WHAT THE TASK ASKS:
From the records beneath, determine how many lines contain "Output" and report only that figure.

• • • • • • •

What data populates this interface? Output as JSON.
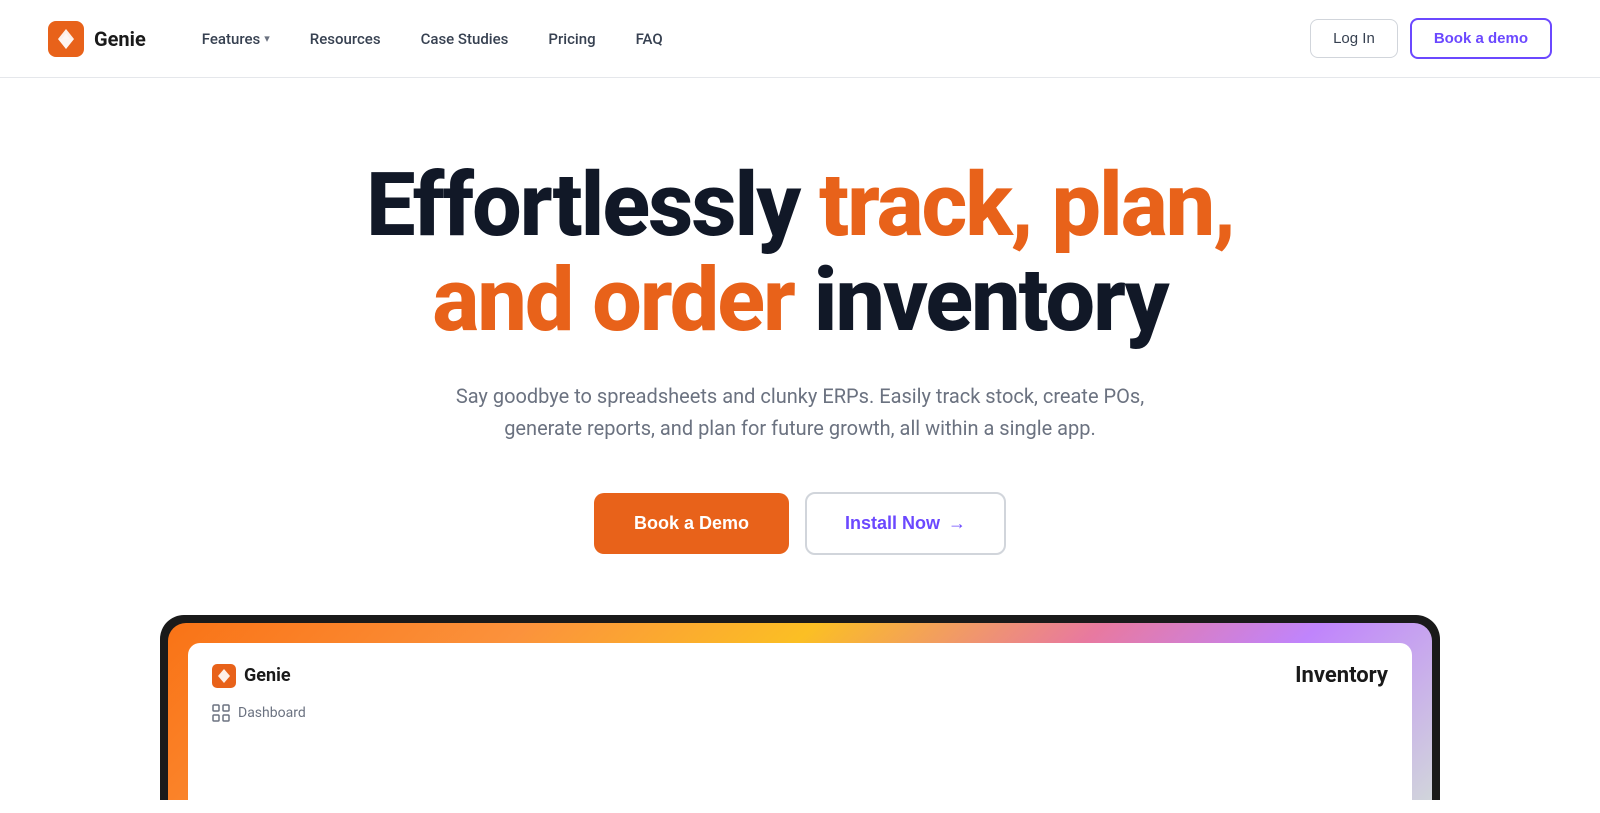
{
  "brand": {
    "name": "Genie",
    "logo_alt": "Genie logo"
  },
  "navbar": {
    "features_label": "Features",
    "resources_label": "Resources",
    "case_studies_label": "Case Studies",
    "pricing_label": "Pricing",
    "faq_label": "FAQ",
    "login_label": "Log In",
    "book_demo_label": "Book a demo"
  },
  "hero": {
    "title_part1": "Effortlessly ",
    "title_orange": "track, plan,",
    "title_part2": "and order",
    "title_black": " inventory",
    "subtitle": "Say goodbye to spreadsheets and clunky ERPs. Easily track stock, create POs, generate reports, and plan for future growth, all within a single app.",
    "book_demo_label": "Book a Demo",
    "install_now_label": "Install Now",
    "arrow": "→"
  },
  "app_preview": {
    "logo_text": "Genie",
    "title": "Inventory",
    "sidebar_item": "Dashboard",
    "sidebar_icon": "grid"
  },
  "colors": {
    "orange": "#e8621a",
    "purple": "#6b48ff",
    "dark": "#111827",
    "gray": "#6b7280",
    "border": "#d1d5db"
  }
}
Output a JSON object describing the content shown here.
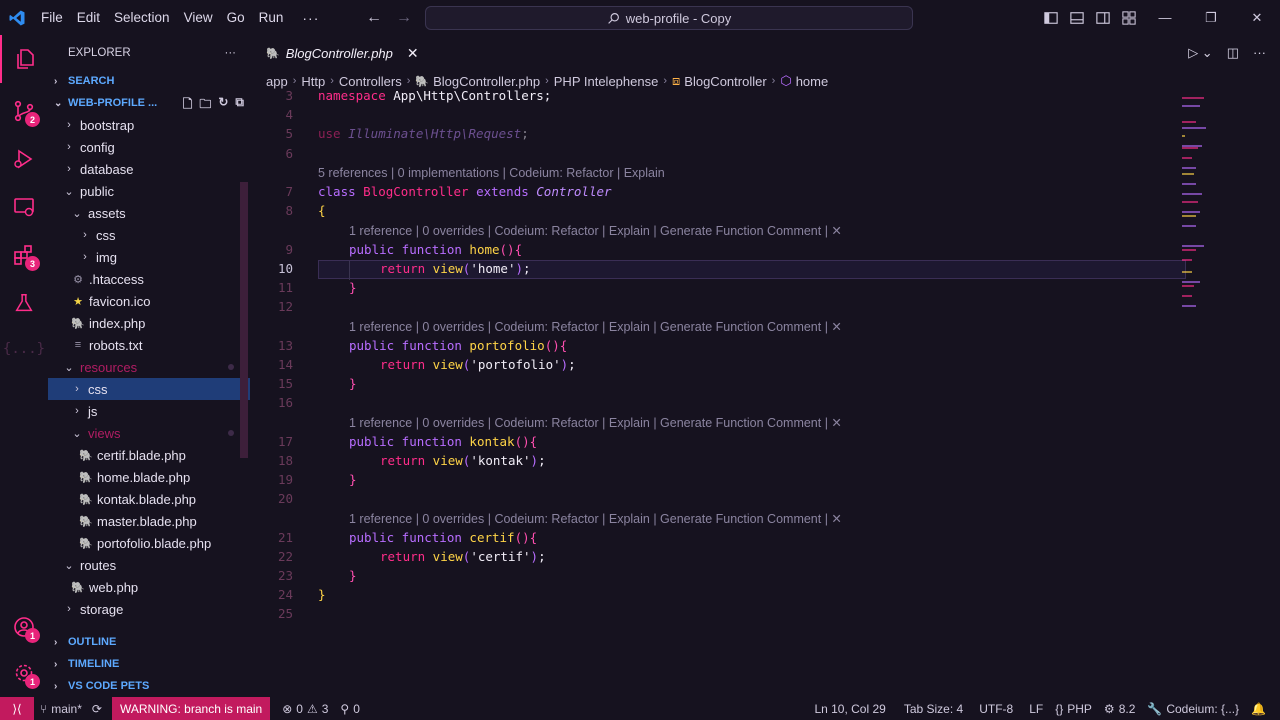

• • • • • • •

ANSWER TO THIS EXERCISE:
2